* [ASSIGNMENT]:
Pull out every line below that holds the word "Forms".

DATA SECTION: Begin

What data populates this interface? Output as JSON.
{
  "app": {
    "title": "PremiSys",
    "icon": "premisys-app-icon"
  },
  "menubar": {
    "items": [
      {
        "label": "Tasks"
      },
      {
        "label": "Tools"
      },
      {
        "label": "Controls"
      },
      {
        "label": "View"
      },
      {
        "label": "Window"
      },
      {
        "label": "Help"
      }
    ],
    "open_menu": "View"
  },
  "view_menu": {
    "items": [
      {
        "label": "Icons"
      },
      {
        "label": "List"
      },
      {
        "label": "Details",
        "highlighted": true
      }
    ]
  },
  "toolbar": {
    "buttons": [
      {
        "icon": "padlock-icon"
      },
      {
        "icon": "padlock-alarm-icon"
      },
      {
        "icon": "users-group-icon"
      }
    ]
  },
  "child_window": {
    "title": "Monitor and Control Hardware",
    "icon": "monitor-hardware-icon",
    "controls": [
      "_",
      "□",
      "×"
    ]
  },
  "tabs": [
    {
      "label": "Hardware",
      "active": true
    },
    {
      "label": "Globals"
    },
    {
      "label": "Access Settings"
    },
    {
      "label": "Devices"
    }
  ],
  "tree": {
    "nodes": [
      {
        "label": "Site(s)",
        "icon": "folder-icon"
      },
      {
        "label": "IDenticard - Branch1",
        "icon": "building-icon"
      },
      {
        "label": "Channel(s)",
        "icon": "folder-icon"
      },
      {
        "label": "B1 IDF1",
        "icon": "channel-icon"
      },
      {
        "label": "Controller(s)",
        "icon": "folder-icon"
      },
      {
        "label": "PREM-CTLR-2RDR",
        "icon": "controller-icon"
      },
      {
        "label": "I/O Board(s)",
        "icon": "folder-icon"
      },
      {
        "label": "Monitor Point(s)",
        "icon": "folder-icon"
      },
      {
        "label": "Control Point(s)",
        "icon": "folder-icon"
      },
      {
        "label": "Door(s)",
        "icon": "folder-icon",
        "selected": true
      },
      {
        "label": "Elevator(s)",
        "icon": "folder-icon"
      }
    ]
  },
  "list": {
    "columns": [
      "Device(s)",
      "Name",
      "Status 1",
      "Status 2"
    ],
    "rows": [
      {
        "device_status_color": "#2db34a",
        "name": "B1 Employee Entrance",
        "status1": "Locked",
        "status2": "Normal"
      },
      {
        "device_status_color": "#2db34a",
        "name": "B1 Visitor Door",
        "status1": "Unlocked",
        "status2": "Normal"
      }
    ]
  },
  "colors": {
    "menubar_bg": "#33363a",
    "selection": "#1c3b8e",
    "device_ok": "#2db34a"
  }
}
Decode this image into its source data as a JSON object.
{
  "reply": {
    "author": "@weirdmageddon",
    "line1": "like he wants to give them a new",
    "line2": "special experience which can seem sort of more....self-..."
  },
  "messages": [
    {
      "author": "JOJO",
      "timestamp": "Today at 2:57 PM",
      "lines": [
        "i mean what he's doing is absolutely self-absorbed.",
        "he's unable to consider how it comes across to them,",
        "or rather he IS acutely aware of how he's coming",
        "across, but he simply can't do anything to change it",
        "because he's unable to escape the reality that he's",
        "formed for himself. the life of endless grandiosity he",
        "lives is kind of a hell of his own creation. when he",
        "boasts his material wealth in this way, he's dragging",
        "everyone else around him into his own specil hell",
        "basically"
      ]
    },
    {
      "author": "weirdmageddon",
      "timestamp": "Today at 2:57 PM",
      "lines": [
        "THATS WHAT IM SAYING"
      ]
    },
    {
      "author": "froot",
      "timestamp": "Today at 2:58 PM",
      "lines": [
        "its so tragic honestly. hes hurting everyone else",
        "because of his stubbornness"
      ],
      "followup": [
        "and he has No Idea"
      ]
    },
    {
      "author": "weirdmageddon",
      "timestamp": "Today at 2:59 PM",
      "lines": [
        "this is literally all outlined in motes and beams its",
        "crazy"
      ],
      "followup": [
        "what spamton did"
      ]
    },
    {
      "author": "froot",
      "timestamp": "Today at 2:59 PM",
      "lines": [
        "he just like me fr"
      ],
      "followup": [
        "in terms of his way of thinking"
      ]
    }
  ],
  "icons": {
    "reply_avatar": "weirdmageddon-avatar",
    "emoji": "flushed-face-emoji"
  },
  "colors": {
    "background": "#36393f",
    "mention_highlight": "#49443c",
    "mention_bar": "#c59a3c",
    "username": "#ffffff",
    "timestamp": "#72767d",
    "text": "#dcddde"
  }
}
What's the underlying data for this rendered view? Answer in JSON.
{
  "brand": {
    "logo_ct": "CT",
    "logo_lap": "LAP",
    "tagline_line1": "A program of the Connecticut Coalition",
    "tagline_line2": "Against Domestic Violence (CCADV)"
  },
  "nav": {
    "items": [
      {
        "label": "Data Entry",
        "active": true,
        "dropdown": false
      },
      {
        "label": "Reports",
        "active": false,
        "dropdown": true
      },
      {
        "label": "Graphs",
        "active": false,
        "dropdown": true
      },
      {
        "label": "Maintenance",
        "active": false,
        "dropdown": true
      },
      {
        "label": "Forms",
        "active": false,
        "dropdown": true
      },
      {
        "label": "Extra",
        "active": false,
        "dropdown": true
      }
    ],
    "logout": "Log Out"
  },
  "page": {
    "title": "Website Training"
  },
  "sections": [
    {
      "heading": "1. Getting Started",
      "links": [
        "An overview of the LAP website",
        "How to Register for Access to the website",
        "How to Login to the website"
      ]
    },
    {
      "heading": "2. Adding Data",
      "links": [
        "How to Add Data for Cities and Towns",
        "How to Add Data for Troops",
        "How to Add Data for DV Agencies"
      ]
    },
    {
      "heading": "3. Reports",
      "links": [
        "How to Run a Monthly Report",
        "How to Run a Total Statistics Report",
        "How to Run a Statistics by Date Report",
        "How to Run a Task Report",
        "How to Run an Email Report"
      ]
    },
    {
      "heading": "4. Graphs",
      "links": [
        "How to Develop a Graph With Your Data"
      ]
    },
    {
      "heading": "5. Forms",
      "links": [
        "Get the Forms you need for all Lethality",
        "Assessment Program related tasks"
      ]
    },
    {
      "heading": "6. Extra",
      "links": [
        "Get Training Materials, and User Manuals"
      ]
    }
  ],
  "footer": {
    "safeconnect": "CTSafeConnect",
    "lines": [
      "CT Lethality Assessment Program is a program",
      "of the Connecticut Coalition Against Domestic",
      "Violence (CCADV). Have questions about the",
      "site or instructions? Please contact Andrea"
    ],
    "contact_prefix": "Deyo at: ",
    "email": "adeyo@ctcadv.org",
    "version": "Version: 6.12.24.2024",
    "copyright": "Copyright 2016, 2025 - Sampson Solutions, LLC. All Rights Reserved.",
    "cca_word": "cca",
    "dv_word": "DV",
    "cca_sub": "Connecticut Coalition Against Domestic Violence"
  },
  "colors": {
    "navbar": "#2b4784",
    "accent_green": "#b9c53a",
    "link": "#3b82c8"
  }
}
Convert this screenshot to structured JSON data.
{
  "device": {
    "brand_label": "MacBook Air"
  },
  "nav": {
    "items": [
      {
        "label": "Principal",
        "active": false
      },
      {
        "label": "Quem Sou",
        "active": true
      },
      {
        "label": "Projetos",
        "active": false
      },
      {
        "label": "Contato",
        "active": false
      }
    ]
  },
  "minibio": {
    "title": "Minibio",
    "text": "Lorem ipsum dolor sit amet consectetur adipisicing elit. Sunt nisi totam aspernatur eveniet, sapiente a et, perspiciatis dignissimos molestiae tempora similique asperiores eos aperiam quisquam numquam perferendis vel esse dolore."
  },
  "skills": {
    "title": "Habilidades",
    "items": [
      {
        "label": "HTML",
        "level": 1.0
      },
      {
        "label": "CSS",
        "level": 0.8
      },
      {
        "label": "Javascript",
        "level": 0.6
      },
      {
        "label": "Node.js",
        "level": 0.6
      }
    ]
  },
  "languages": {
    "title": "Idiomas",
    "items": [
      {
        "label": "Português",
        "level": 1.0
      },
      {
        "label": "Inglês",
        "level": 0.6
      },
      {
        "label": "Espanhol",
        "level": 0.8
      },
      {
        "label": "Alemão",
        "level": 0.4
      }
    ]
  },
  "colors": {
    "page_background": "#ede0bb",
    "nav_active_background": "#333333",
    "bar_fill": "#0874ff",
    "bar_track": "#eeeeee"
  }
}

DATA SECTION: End

* [WRITTEN ANSWER]:
        "label": "Forms",
      "heading": "5. Forms",
        "Get the Forms you need for all Lethality",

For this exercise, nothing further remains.